Culture shock in your own country? Absolutely! Read more to hear about Aslak’s fondness for Norway and particularly Oslo, how fantastic the outdoor and family oriented lifestyle is there, and how it feels to have culture shock when coming back home.

Where do you live? Where are you from?

I am from Oslo, Norway. Oslo is the capitol of Norway. The city it self has about 600.000 people and Norway is just about to become 5 million people. Apart from the 2 years I spent living in Barcelona, Spain and 2 x 1/2 year living in the US (Texas, Utah, Minnesota) I have lived here my entire life and I am very fond of the city.

Can you describe a typical day for you?

A typical day for me is all about family and work. My wife and I try to share the responsibilities at home equally, so that I normally take care of
the mornings and she takes care of the afternoons. That means that in a typical day I get up early and make breakfast for the kids, fill their lunch
boxes and make sure they get safely to school and kindergarten. After that I have a 30-40 minute commute to work. I work as a consultant but my clients are mainly centrally located in Oslo so I rarely have to do extensive traveling. Most days I can ride my bicycle to work.

After a full day’s work I rush home. It seems there is always some football (soccer) match, handball practice, parents meeting at school or something going on, so I normally just manage to get through the door before heading back out again.

Once the day’s activities are over and the kids are in bed I pick up the computer again and put in a couple of hours of work before heading to bed.

I know you lived in Spain for a couple of years. Did that experience change your view of your own country at all? If so, how?

Yes. The same thing has happened to me both when returning from studies in the US and in Spain, although I was more prepared for it the second time around. The thing is, that when moving abroad you are mentally prepared for the fact that there will be cultural differences. When returning home, you are not expecting there to be any differences, since this is “your own” culture. However, you have accustomed to your new culture and can actually experience a small cultural shock. This can be small things and it can be big things.

When returning from the US I was surprised by how rude Norwegians are. While as in the US, someone would say “excuse me” while passing you with a 2 feet distance in a supermarket isle, people in Norway can literally bump into you without even acknowledging that you are there.

What is the best part of living in your country?

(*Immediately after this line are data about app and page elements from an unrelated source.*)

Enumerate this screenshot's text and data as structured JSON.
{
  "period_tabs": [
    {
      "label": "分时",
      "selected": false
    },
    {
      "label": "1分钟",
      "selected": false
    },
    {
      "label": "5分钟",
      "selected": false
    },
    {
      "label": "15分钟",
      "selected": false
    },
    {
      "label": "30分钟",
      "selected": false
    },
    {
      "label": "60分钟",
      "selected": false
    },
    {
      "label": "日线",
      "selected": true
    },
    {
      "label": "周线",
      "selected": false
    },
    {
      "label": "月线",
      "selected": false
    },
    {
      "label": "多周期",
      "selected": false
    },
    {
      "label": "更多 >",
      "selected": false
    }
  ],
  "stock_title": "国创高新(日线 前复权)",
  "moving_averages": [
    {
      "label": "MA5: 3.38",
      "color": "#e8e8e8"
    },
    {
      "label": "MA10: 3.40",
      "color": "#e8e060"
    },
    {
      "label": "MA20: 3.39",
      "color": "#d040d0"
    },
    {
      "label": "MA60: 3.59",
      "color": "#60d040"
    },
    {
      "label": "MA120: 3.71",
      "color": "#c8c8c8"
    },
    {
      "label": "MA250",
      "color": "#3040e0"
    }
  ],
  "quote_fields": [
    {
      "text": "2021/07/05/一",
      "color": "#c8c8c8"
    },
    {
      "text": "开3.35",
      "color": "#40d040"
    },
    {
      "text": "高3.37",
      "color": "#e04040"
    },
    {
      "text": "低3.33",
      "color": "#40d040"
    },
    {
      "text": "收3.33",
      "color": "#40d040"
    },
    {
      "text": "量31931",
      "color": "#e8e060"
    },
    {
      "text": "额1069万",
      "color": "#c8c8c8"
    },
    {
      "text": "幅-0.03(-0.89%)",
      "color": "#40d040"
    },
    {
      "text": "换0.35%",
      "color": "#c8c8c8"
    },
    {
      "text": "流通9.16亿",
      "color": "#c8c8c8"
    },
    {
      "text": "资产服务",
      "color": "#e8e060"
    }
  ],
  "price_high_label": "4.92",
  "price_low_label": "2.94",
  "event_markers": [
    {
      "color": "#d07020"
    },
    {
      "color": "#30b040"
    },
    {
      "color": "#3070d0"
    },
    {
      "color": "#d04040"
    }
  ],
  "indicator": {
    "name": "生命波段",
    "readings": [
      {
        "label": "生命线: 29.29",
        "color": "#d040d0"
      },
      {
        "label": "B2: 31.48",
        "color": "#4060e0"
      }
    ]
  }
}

The worst?

Oslo has a great nature with great outdoor possibilities very close to the city core. The city is surrounded by a forest (“Marka”) which can be used
for skiing in the winter time and walking, running, bicycling, fishing, camping and more in the summertime. In the summertime the Oslofjord provides great opportunities for swimming, fishing, boat life and even beach life(!) as well.

There is also a broad acceptance in the Norwegian work life for having family obligations to attend to. Even in client situations it is most of the
time OK to reschedule a 4 o’ clock meeting because you have to pick up your kids at the kindergarten.

Of the things I like the least about Norway is a tendency among people to try to pull other people down, especially if they are successful and know
it/ show it. Going your own ways and achieving success is jealously looked down upon. There’s a poem in a book from the 1930s quoting a “law” starting with the line “you should not believe you are something” and it goes on “you should not believe you are as good as us”. All Norwegians are familiar with this law and even though not accepting to conformity is more accepted than ever, the tendency is still there.

What language or languages do you use on a day to day basis?

Norwegian, obviously, and I read and watch news, books, movies etc in English. No Spanish, desafortunadamente.

Tell me about a national hero in your country (can be anyone- living or not, internationally famous or not). Who are they and what are they admired for?

I will go for Roald Amundsen. 100 years ago (14th of December 1911 to be exact) he was the first man to reach the south pole beating the British Robert Scott. Winning the “race” to the South Pole and beating the British was an incredible achievement. For a small and new Nation (we got our independence from the Swedes in 1905) it had great significance far beyond the individual achievement. Skiing is Norway’s national sport and Norwegians take great pride in staying outdoors. Even today explorers and adventurers are greatly respected and admired in Norway.

Tell me about your favorite holiday, and what cultural traditions you practice to celebrate on that day.

The 17th of May! In 1814 Norway got its constitution and the day is celebrated with great children parades in the streets of every city and small town. The National day is all about creating a great party for children.

What’s something that visitors are often surprised by when getting to know your country/culture?

There are no polar bears in the streets! Definitely not in Oslo, and not even anywhere on the Norwegain main land. (There are however polar bears in Svalbard, a Norwegian island far north).

About the author

Carrie is an American who just moved from Bali to Mendoza, Argentina. Carrie caught the wanderlust bug early on from her parents, who raised her in Mexico City. Carrie and her husband David have lived in New York, London, Barcelona, Costa Rica, Rio de Janeiro, Montevideo, and Bali before moving to Mendoza. They are actively working to pass on the travel bug to their young son Timmy, who has already been to twelve countries.